UK crochet experts have picked up their crochets to celebrate the Queen’s Platinum Jubilee – recreating the monarch and her corgis in miniature to sit on letterboxes across the country.
Avid crocheters have decorated their communities with bejeweled crowns and wide-eyed versions of the Queen’s Guard to mark her 70 years on the throne.
Jasmine Colley, 27, spent six weeks creating her Jubilee-themed creation, which she posted on a postbox near her home in Harwich, Essex.
The design features a purple and gold crown flanked by one of the Queen’s corgis and the monarch herself, sporting a matching purple dress and hat.
“It is so admirable that the Queen is the longest reigning female monarch of all time,” Ms Colley, head of customer master data, told the PA news agency.
“I loved (the process). I spend all my free time crocheting, it’s so nice to walk past and see people staring at it.
“I even organize a small local competition to involve people if they wish.

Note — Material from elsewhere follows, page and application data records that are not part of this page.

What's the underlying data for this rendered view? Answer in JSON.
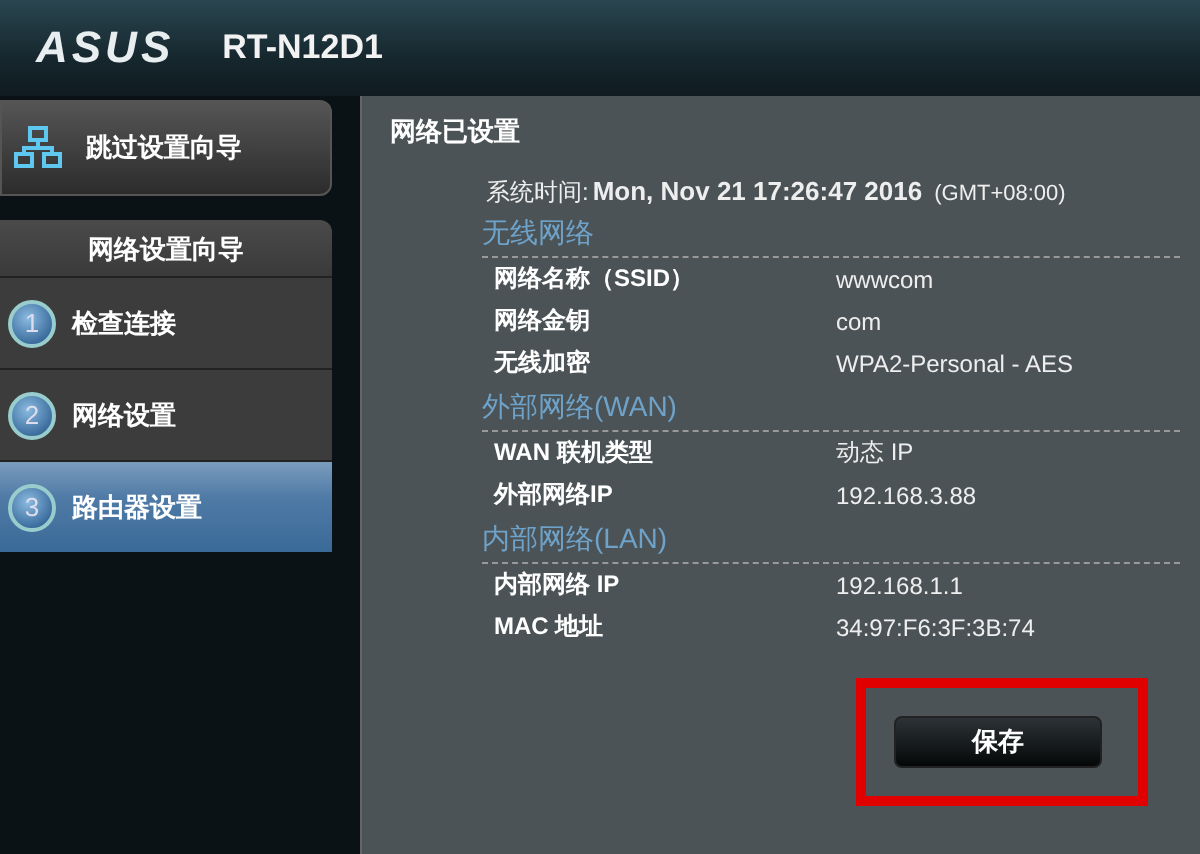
{
  "header": {
    "brand": "ASUS",
    "model": "RT-N12D1"
  },
  "sidebar": {
    "skip_button": "跳过设置向导",
    "wizard_title": "网络设置向导",
    "steps": [
      {
        "number": "1",
        "label": "检查连接",
        "selected": false
      },
      {
        "number": "2",
        "label": "网络设置",
        "selected": false
      },
      {
        "number": "3",
        "label": "路由器设置",
        "selected": true
      }
    ]
  },
  "panel": {
    "title": "网络已设置",
    "system_time_label": "系统时间:",
    "system_time": "Mon, Nov 21 17:26:47 2016",
    "timezone": "(GMT+08:00)",
    "sections": [
      {
        "heading": "无线网络",
        "rows": [
          {
            "label": "网络名称（SSID）",
            "value": "wwwcom"
          },
          {
            "label": "网络金钥",
            "value": "com"
          },
          {
            "label": "无线加密",
            "value": "WPA2-Personal - AES"
          }
        ]
      },
      {
        "heading": "外部网络(WAN)",
        "rows": [
          {
            "label": "WAN 联机类型",
            "value": "动态 IP"
          },
          {
            "label": "外部网络IP",
            "value": "192.168.3.88"
          }
        ]
      },
      {
        "heading": "内部网络(LAN)",
        "rows": [
          {
            "label": "内部网络 IP",
            "value": "192.168.1.1"
          },
          {
            "label": "MAC 地址",
            "value": "34:97:F6:3F:3B:74"
          }
        ]
      }
    ],
    "save_button": {
      "label": "保存",
      "highlighted": true
    }
  }
}
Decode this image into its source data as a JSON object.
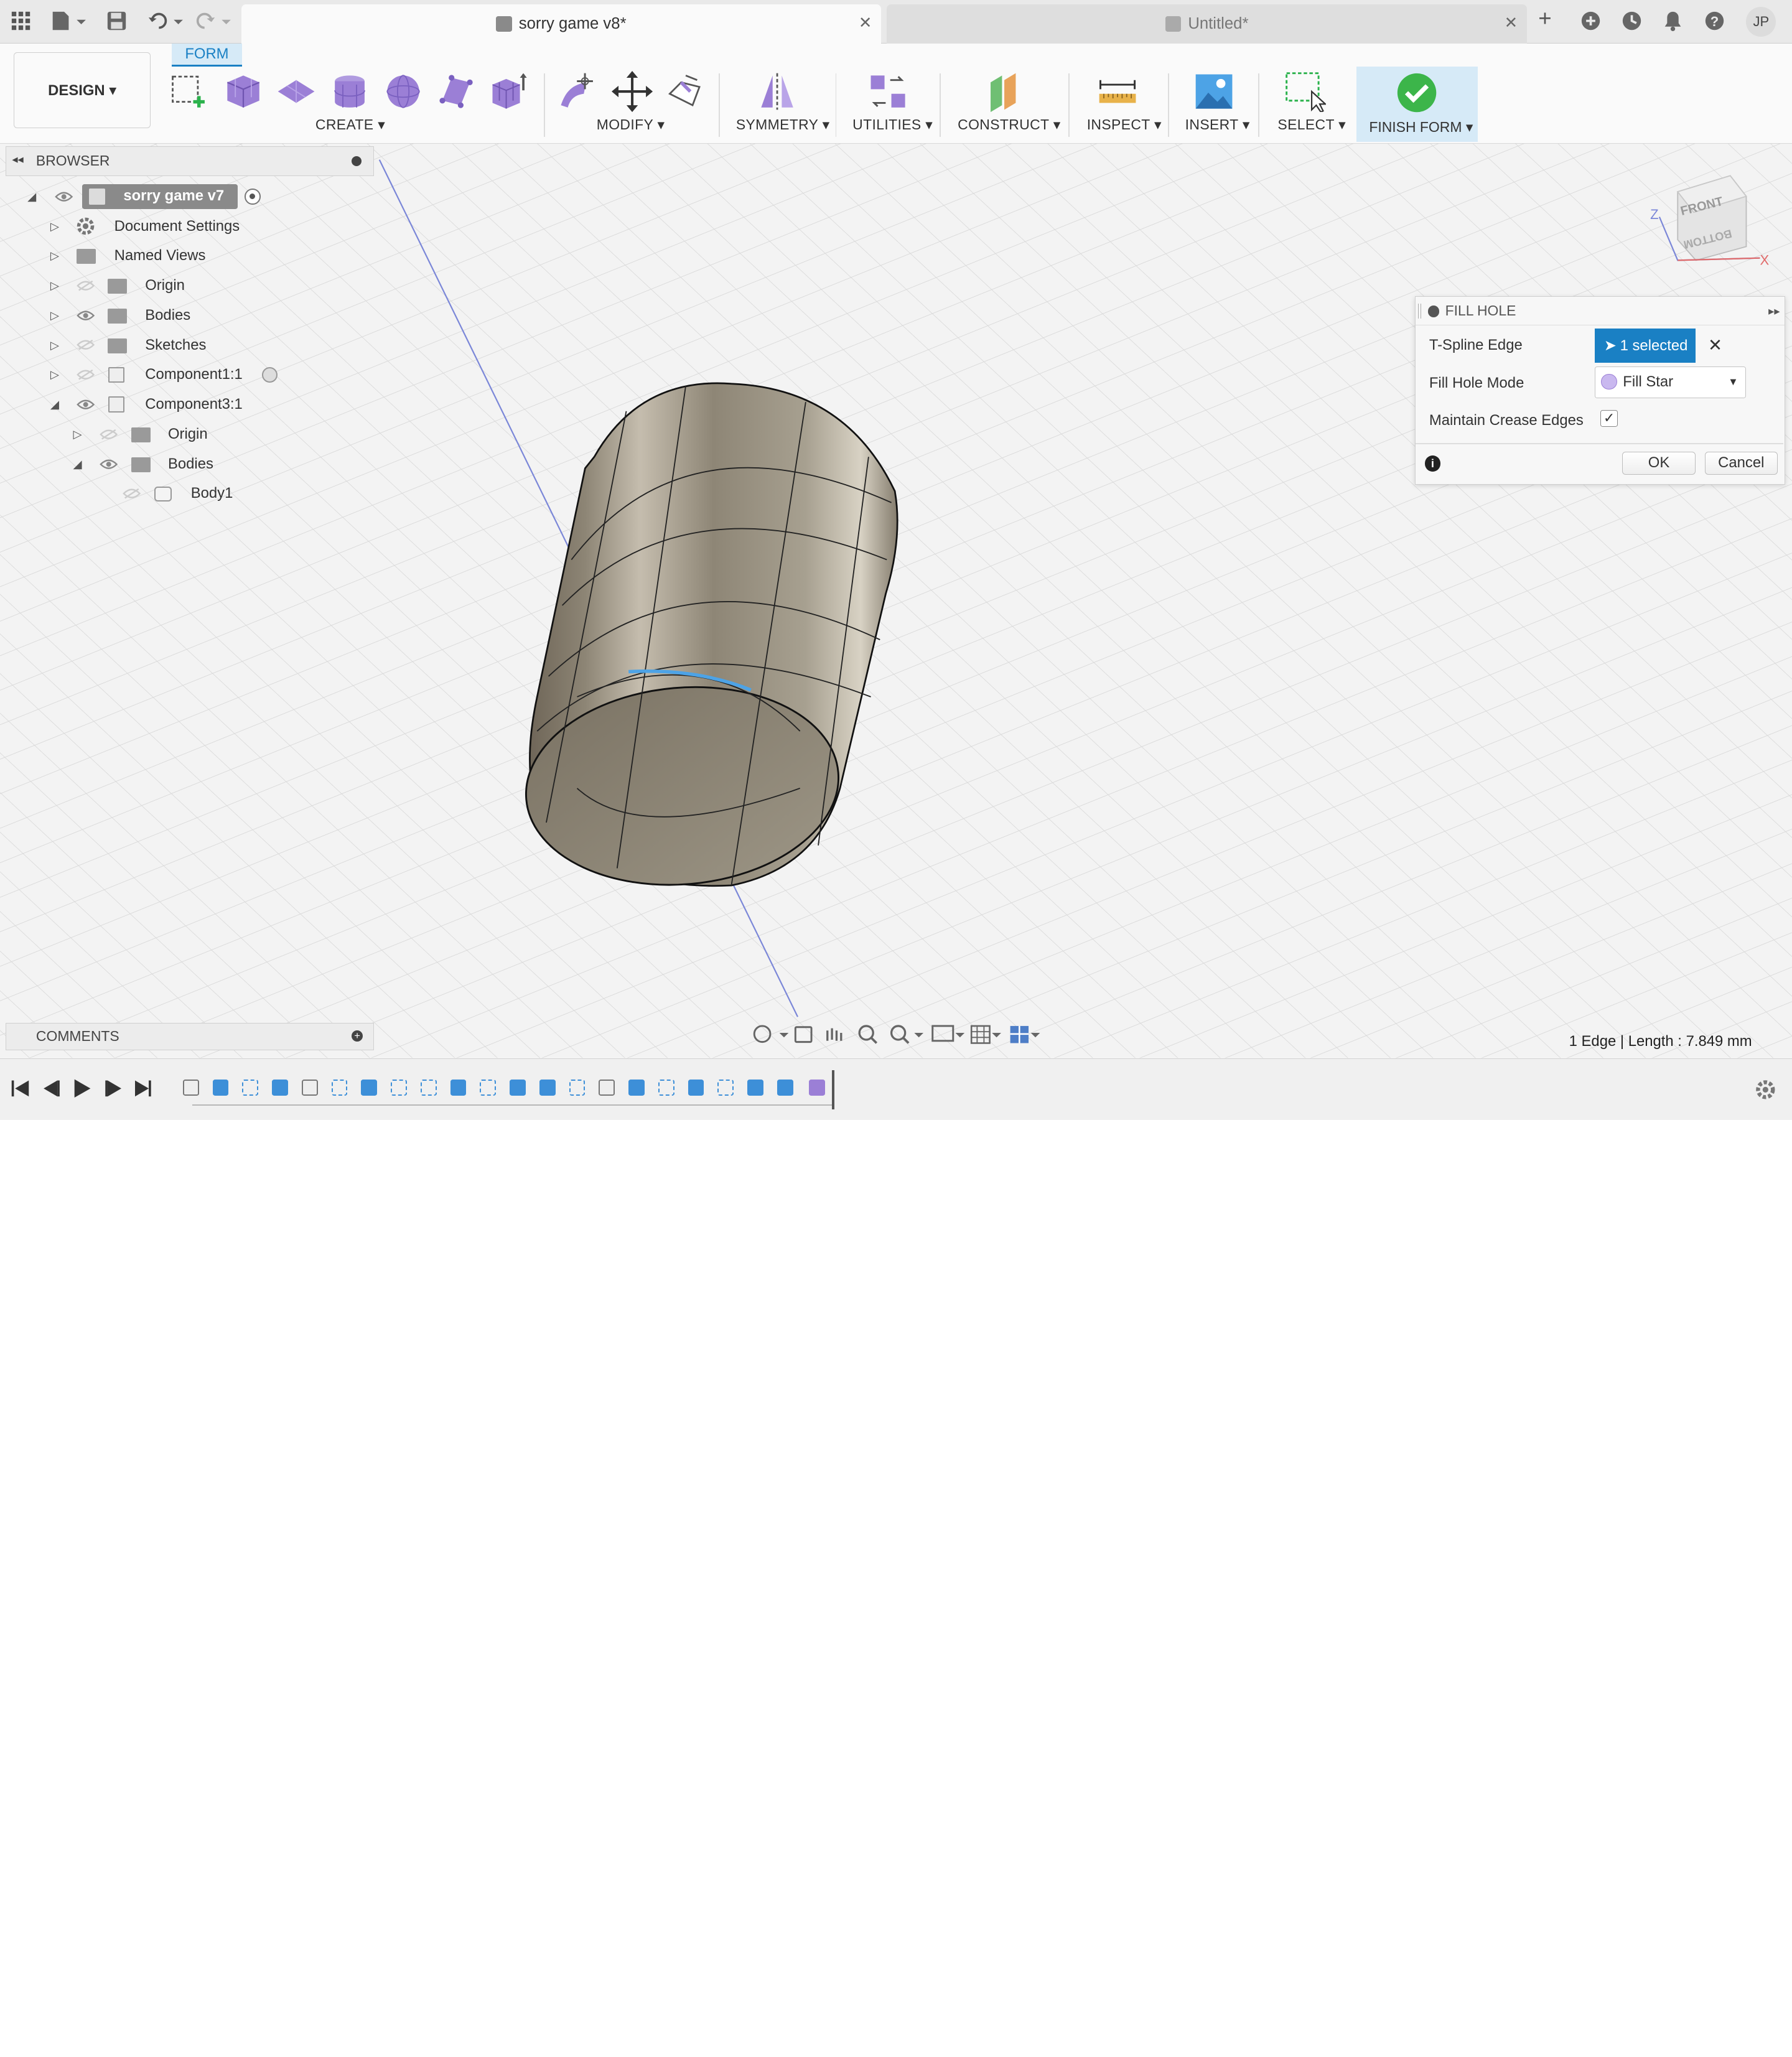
{
  "tabs": [
    {
      "label": "sorry game v8*",
      "active": true
    },
    {
      "label": "Untitled*",
      "active": false
    }
  ],
  "user": {
    "initials": "JP"
  },
  "toolbar": {
    "form_tab": "FORM",
    "workspace": "DESIGN ▾",
    "groups": {
      "create": "CREATE ▾",
      "modify": "MODIFY ▾",
      "symmetry": "SYMMETRY ▾",
      "utilities": "UTILITIES ▾",
      "construct": "CONSTRUCT ▾",
      "inspect": "INSPECT ▾",
      "insert": "INSERT ▾",
      "select": "SELECT ▾",
      "finish": "FINISH FORM ▾"
    },
    "accent": "#1a80c4",
    "tool_purple": "#9b7fd6"
  },
  "browser": {
    "title": "BROWSER",
    "root": "sorry game v7",
    "items": [
      {
        "label": "Document Settings",
        "level": 1,
        "icon": "gear-icon"
      },
      {
        "label": "Named Views",
        "level": 1,
        "icon": "folder-icon"
      },
      {
        "label": "Origin",
        "level": 1,
        "icon": "folder-icon",
        "visible": false
      },
      {
        "label": "Bodies",
        "level": 1,
        "icon": "folder-icon",
        "visible": true
      },
      {
        "label": "Sketches",
        "level": 1,
        "icon": "folder-icon",
        "visible": false
      },
      {
        "label": "Component1:1",
        "level": 1,
        "icon": "component-icon",
        "visible": false
      },
      {
        "label": "Component3:1",
        "level": 1,
        "icon": "component-icon",
        "visible": true,
        "expanded": true
      },
      {
        "label": "Origin",
        "level": 2,
        "icon": "folder-icon",
        "visible": false
      },
      {
        "label": "Bodies",
        "level": 2,
        "icon": "folder-icon",
        "visible": true,
        "expanded": true
      },
      {
        "label": "Body1",
        "level": 3,
        "icon": "body-icon",
        "visible": false
      }
    ]
  },
  "viewcube": {
    "front": "FRONT",
    "bottom": "BOTTOM",
    "axis_z": "Z",
    "axis_x": "X"
  },
  "dialog": {
    "title": "FILL HOLE",
    "tspline_edge_label": "T-Spline Edge",
    "tspline_edge_value": "1 selected",
    "fill_mode_label": "Fill Hole Mode",
    "fill_mode_value": "Fill Star",
    "crease_label": "Maintain Crease Edges",
    "crease_checked": true,
    "ok": "OK",
    "cancel": "Cancel"
  },
  "comments": {
    "title": "COMMENTS"
  },
  "status": {
    "text": "1 Edge | Length : 7.849 mm"
  }
}
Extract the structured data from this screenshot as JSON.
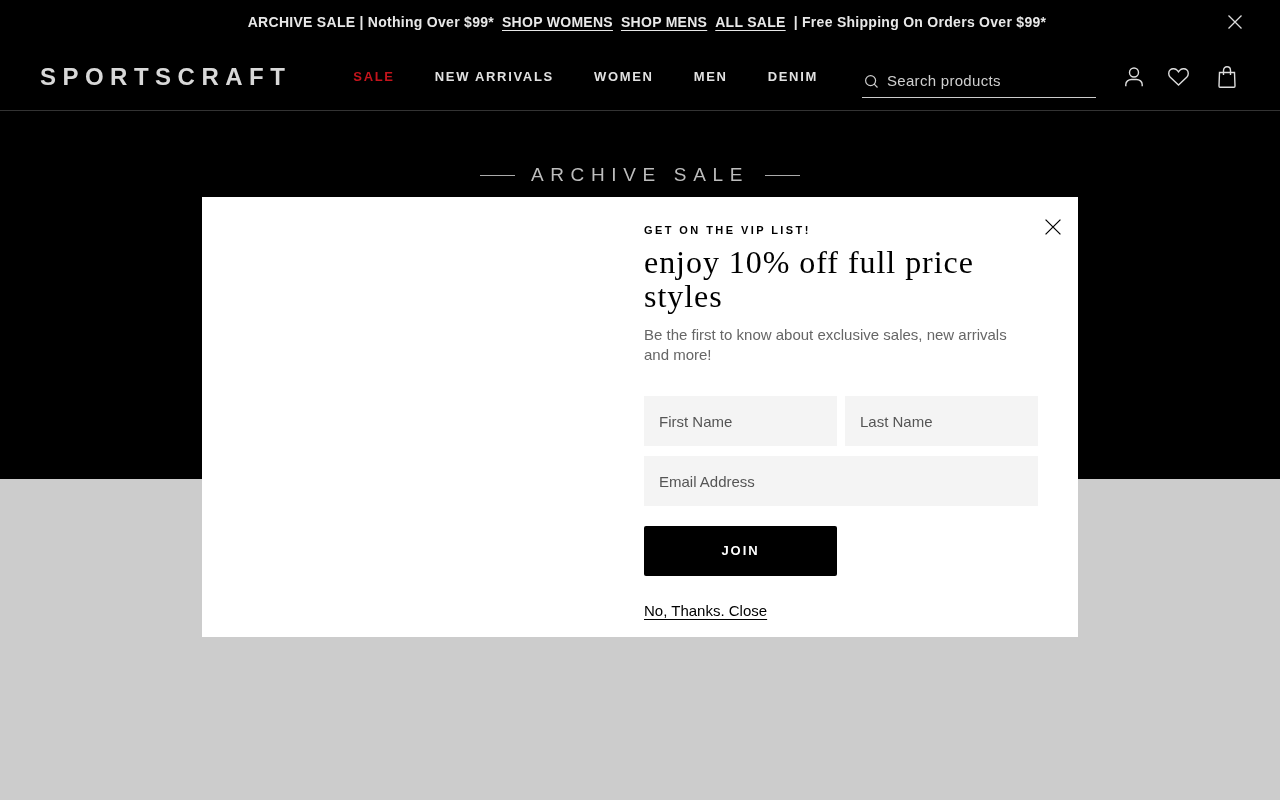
{
  "announcement": {
    "parts": [
      {
        "kind": "text",
        "text": "ARCHIVE SALE | Nothing Over $99*"
      },
      {
        "kind": "link",
        "text": "SHOP WOMENS"
      },
      {
        "kind": "link",
        "text": "SHOP MENS"
      },
      {
        "kind": "link",
        "text": "ALL SALE"
      },
      {
        "kind": "text",
        "text": "| Free Shipping On Orders Over $99*"
      }
    ]
  },
  "header": {
    "logo": "SPORTSCRAFT",
    "nav": [
      {
        "label": "SALE",
        "color": "#c4141c"
      },
      {
        "label": "NEW ARRIVALS",
        "color": "#e2e2e2"
      },
      {
        "label": "WOMEN",
        "color": "#e2e2e2"
      },
      {
        "label": "MEN",
        "color": "#e2e2e2"
      },
      {
        "label": "DENIM",
        "color": "#e2e2e2"
      }
    ],
    "search": {
      "placeholder": "Search products"
    }
  },
  "hero": {
    "title": "ARCHIVE SALE"
  },
  "signup_modal": {
    "eyebrow": "GET ON THE VIP LIST!",
    "heading": "enjoy 10% off full price styles",
    "text": "Be the first to know about exclusive sales, new arrivals and more!",
    "fields": [
      {
        "placeholder": "First Name"
      },
      {
        "placeholder": "Last Name"
      },
      {
        "placeholder": "Email Address"
      }
    ],
    "button": "JOIN",
    "dismiss_link": "No, Thanks. Close"
  }
}
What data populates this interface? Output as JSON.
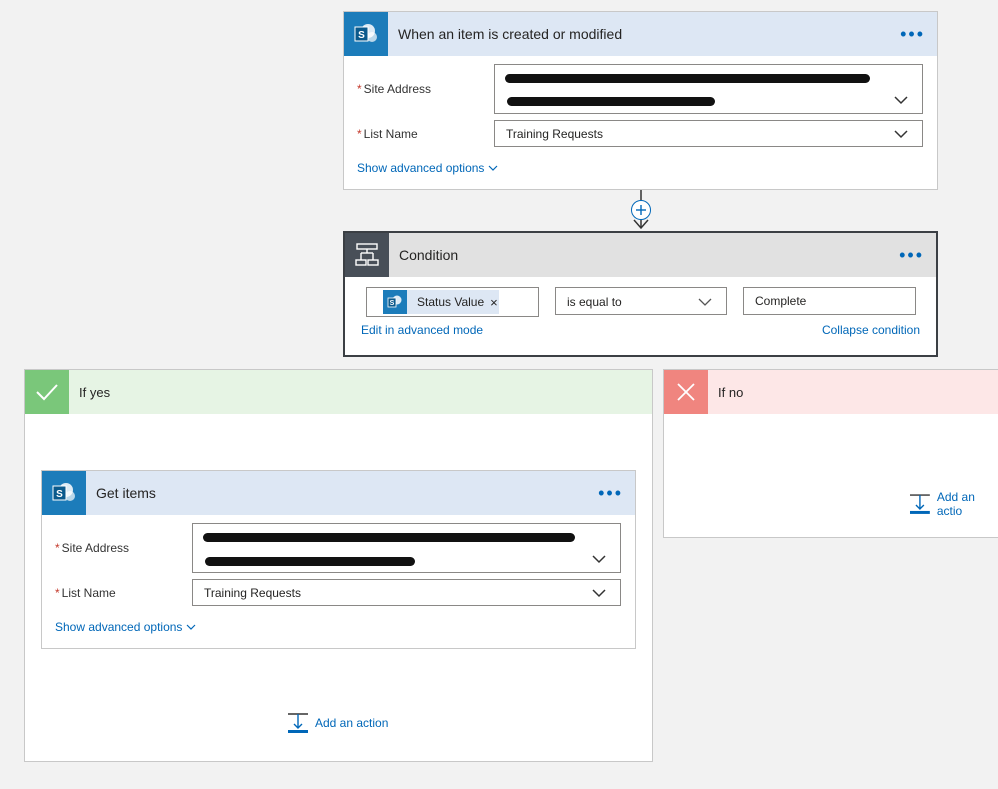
{
  "trigger": {
    "title": "When an item is created or modified",
    "menu_icon": "ellipsis-icon",
    "site_address_label": "Site Address",
    "list_name_label": "List Name",
    "list_name_value": "Training Requests",
    "show_advanced": "Show advanced options"
  },
  "condition": {
    "title": "Condition",
    "token_label": "Status Value",
    "token_remove": "×",
    "operator": "is equal to",
    "value": "Complete",
    "edit_advanced": "Edit in advanced mode",
    "collapse": "Collapse condition"
  },
  "if_yes": {
    "title": "If yes",
    "color": "#e6f4e4",
    "icon_color": "#7ac77a",
    "get_items": {
      "title": "Get items",
      "site_address_label": "Site Address",
      "list_name_label": "List Name",
      "list_name_value": "Training Requests",
      "show_advanced": "Show advanced options"
    },
    "add_action": "Add an action"
  },
  "if_no": {
    "title": "If no",
    "color": "#fde7e7",
    "icon_color": "#f0857f",
    "add_action": "Add an actio"
  },
  "colors": {
    "accent": "#0067b8",
    "sharepoint": "#1c7cba",
    "condition_header": "#e1e1e1",
    "condition_icon_bg": "#484f58"
  }
}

All they have to do is share and take a selfie with “the queen” for a chance to win their very own crochet queen.
“It’s so nice to see the community getting involved, especially when we’ve all been locked down for so long. I can’t wait to see the city all decorated and the street parties in action in June.
Julie Walker is the mastermind behind a wire replica of the Queen’s head, topped with a sparkling crown and matching earrings.
The decoration, which took her three weeks, perches on a postbox near her home in Wallasey and caught the eye of many passers-by.
“I loved doing this one, watching it come to life,” Ms Walker, 54, told PA.
“I am a Royalist and I think the Queen has done an amazing job.
“I am really looking forward to celebrating the Jubilee with my family and friends.”
Another red pillared box in Doveridge, Derbyshire, was also given an extravagant wreath ahead of the bank holiday weekend.
Designer Leonie Edwards, a 36-year-old electronics maker, told PA: ‘I’ve just moved into the village so I thought it was a good way to connect with the village community. .
“It was supposed to be a secret – I went out at 6am on Sunday morning to set it up but the postmaster spotted me. I thought it would be a nice mystery for the village.
“I love royal history, especially Tudor history and our queen is one of them.”
A designer, who asked to be called Yarnsy, created a version of the queen in a turquoise ensemble with one of her guards next to her, the pair against a rainbow backdrop of blue, white and red.
“I’m a big fan of anything that encourages a great community spirit,” said the 46-year-old from Didcot, Oxfordshire.
“Jubilee is a perfect opportunity to connect with friends and family and have a great evening together. I think the UK is unique in having such an old figurehead.
“It’s really nice to see people stop to take a look or respond to social media posts with their lovely comments.”
The projects take many hours to complete, but mailbox decorations are a “fast-growing phenomenon,” according to a crochet enthusiast who asked to remain anonymous.
“It started in lockdown with people who knew how to crochet or knit leaving letterbox covers or small gifts in their local community,” the 68-year-old from Stopsley, Luton explained.
The Jubilee weekend will take place between Thursday June 2 and Sunday June 5.